  19. ^ a b Pritchard, M. E.; Simons, M. (2004). "An InSAR-based survey of volcanic deformation in the central Andes". Geochemistry, Geophysics, Geosystems 5 (2): n/a–n/a. doi:10.1029/2003GC000610. ISSN 1525-2027. 
  20. ^ a b Axel Bojanowski (March 26, 2012). "Anden: Forscher entdecken neuen Supervulkan". Spiegel Online Wissenschaft (in German) (Hamburg). Der Spiegel. Retrieved August 27, 2015. 
  21. ^ a b JEAN FRIEDMAN-RUDOVSKY (February 13, 2012). "Growth Spurt at a Bolivian Volcano Is Fertile Ground for Study". The New York Times. The New York Times Company.
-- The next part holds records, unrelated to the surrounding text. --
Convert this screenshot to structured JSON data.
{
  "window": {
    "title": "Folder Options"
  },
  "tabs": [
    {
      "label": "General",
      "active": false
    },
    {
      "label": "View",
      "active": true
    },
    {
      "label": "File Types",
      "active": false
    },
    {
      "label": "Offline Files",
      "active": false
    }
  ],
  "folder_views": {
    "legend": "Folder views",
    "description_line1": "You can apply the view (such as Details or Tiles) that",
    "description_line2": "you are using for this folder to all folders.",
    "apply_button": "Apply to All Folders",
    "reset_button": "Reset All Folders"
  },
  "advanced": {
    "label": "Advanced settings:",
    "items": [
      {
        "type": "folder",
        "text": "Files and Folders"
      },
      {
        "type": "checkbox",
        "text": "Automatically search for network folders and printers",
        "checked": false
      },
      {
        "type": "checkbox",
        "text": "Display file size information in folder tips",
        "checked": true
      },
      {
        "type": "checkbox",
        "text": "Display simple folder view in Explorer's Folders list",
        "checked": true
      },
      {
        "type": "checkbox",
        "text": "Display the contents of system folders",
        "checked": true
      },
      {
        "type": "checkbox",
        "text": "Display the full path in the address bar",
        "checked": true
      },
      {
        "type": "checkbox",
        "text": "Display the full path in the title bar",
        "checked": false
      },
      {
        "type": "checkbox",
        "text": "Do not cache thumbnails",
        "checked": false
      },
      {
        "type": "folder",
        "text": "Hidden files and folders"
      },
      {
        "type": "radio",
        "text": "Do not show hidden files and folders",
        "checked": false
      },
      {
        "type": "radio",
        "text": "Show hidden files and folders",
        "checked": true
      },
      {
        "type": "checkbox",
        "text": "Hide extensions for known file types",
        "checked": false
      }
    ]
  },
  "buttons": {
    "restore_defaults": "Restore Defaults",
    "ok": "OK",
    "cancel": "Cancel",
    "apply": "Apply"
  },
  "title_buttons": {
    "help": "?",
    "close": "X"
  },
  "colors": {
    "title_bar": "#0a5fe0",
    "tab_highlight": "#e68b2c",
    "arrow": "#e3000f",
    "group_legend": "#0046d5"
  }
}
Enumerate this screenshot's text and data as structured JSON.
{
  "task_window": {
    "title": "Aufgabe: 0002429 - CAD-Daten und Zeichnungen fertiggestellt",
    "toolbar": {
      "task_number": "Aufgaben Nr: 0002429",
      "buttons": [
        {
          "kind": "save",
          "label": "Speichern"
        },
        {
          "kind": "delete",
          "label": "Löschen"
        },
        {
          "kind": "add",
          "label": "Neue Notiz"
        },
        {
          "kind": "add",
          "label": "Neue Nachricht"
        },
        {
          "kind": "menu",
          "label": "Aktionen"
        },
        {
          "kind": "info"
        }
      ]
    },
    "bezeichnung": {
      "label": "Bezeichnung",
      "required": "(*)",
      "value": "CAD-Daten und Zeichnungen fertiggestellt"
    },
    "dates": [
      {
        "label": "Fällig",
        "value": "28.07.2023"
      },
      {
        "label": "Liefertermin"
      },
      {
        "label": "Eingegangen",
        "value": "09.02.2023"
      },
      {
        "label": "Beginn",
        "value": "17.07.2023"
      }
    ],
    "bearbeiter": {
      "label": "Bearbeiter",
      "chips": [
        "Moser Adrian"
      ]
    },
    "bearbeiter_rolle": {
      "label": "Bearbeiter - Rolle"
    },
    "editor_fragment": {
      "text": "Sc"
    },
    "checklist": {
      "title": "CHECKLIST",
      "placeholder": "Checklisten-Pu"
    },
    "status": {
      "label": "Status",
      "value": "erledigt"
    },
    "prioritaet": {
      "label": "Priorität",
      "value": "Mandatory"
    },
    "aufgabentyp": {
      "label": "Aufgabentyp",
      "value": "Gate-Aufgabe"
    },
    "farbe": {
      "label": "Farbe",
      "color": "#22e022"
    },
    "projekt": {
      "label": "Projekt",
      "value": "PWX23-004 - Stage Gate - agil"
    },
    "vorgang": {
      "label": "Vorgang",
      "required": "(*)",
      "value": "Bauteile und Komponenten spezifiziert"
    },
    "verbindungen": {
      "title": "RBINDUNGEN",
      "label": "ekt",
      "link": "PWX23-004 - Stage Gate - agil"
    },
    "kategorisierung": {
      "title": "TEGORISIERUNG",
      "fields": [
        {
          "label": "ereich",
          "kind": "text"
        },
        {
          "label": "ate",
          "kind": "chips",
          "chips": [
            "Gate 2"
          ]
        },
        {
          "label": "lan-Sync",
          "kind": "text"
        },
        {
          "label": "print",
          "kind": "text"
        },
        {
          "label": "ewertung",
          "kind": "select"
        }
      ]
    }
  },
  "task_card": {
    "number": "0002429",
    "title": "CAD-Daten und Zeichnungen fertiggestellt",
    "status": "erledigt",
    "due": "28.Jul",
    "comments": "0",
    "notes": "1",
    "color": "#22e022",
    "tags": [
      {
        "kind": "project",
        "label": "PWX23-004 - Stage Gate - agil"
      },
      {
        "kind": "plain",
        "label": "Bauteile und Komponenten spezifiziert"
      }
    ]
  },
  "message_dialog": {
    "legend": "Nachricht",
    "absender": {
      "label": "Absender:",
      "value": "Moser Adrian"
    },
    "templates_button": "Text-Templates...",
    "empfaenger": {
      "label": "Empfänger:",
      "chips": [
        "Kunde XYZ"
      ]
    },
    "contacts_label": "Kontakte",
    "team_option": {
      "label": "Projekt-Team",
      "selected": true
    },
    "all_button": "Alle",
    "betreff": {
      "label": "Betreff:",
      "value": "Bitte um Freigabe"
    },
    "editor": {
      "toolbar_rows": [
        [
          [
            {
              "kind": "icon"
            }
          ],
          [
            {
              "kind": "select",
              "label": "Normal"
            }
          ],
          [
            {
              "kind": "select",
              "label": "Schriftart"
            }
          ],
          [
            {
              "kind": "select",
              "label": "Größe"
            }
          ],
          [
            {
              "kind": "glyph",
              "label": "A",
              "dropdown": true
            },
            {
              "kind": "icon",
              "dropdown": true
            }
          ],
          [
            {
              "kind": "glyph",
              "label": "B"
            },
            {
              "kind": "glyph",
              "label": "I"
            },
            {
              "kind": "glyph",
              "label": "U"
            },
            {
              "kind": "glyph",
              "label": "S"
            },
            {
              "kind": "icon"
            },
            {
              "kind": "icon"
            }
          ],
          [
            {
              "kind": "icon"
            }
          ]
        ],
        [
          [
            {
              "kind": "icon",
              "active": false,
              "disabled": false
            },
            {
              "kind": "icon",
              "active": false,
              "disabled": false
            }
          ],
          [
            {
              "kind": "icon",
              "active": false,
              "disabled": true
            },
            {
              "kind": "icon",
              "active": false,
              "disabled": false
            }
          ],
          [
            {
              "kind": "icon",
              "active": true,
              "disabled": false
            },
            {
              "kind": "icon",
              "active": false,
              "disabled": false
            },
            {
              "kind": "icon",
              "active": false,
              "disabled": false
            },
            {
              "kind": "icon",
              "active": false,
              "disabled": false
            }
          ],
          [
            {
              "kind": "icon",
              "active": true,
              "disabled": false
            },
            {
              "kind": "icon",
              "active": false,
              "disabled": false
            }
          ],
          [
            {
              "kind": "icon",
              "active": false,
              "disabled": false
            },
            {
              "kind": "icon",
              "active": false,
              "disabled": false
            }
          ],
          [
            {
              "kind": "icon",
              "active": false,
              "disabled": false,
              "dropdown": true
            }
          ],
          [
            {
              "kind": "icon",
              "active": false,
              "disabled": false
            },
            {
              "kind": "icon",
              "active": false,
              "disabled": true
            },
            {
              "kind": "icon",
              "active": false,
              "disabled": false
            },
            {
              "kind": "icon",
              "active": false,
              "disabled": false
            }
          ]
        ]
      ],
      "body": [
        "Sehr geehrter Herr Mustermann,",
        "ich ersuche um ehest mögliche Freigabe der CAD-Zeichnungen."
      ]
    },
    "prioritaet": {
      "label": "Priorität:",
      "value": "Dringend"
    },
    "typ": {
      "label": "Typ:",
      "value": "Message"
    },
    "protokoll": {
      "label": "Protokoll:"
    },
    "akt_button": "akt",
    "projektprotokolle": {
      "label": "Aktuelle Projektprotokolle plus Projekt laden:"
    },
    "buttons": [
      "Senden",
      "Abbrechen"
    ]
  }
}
Retrieved August 27, 2015. 
  22. ^ Matthews, Naomi E.; Smith, Victoria C.; Costa, Antonio; Durant, Adam J.; Pyle, David M.; Pearce, Nicholas J.G. (2012). "Ultra-distal tephra deposits from super-eruptions: Examples from Toba, Indonesia and Taupo Volcanic Zone, New Zealand". Quaternary International 258: 54–79. doi:10.1016/j.quaint.2011.07.010. ISSN 1040-6182. 

Further reading[edit]